Oil-Based Pigments, Continued
Alla prima painting is a technique in which the painting is started and
finished in one sitting. Only the finishing step is applied later after the
A technique in which there is no structure or preplanning of images and paint
application is called improvised painting.
Special equipment used to create special effects consists of scraping tools,
paper towels or sponges, and toothbrushes. Tools you chose to create special
effects is limited only by your imagination.
SCRAPING TOOLS: Scraping tools remove pigment from canvas. A
scraping tool leaves a distinct mark and can expose the linen texture of the
canvas. Scraping tools include palette knives, razor blades, pins, nails, saw
blades-any object that will remove the pigment.
PAPER TOWELS and SPONGES: Paper towels and sponges push pigment
around on the canvas surface imparting their own imprint to the paint.
TOOTHBRUSHES: Toothbrushes or any stiff bristled brush will texture
paint when you stab or drag the bristles through the pigment.
When painting in oil paint, you can save excess paint left on the palette
between painting sessions by immersing the palette in clean, cool water.
Water does not dilute or affect oil-based paints.
Most oil paints require an over coat of thin, soft varnish or shellac. You
may apply varnish or shellac as a matte or gloss surface treatment. Make
sure the painting is thoroughly dry before applying a finish coat. If you do
not, moisture trapped under the finish medium hazes or forms white clouds.
This aberration is known as bloom.
Exercises in oil
Practice handling oil-based paints with a brush. Load the brush with the

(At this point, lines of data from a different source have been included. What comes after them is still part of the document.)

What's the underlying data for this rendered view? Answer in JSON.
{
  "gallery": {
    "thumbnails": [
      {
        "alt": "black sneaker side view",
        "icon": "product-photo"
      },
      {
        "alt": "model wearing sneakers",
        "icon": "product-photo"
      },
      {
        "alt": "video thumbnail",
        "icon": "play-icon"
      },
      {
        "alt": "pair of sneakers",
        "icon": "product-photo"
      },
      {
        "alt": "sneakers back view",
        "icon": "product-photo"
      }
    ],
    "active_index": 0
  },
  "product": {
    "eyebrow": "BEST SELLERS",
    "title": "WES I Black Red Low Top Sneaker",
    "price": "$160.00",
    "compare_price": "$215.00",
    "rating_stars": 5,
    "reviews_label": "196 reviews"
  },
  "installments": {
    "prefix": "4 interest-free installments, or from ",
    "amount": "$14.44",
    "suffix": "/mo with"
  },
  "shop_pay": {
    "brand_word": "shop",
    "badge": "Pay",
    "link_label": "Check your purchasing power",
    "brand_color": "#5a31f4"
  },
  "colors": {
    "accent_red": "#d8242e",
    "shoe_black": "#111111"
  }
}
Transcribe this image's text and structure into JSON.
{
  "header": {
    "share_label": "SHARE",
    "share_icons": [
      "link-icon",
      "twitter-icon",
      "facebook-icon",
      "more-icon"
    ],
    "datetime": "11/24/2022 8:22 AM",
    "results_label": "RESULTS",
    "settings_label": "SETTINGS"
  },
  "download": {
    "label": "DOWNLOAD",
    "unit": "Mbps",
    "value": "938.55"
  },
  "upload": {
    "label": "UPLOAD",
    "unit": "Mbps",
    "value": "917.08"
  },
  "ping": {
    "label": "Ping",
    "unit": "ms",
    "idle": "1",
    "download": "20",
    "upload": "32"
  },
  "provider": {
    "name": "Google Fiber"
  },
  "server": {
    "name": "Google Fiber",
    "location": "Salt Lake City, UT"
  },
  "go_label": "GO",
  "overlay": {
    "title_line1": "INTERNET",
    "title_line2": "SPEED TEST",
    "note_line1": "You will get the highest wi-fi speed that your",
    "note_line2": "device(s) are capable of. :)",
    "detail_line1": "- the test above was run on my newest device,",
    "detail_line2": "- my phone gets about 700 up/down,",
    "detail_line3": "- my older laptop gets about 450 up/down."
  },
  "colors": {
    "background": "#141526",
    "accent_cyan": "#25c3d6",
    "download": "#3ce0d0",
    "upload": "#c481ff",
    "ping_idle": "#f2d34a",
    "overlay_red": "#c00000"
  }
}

pigment. Palette the brush to position the pigment. Blend colors and values.
Develop a thorough, methodical procedure for painting.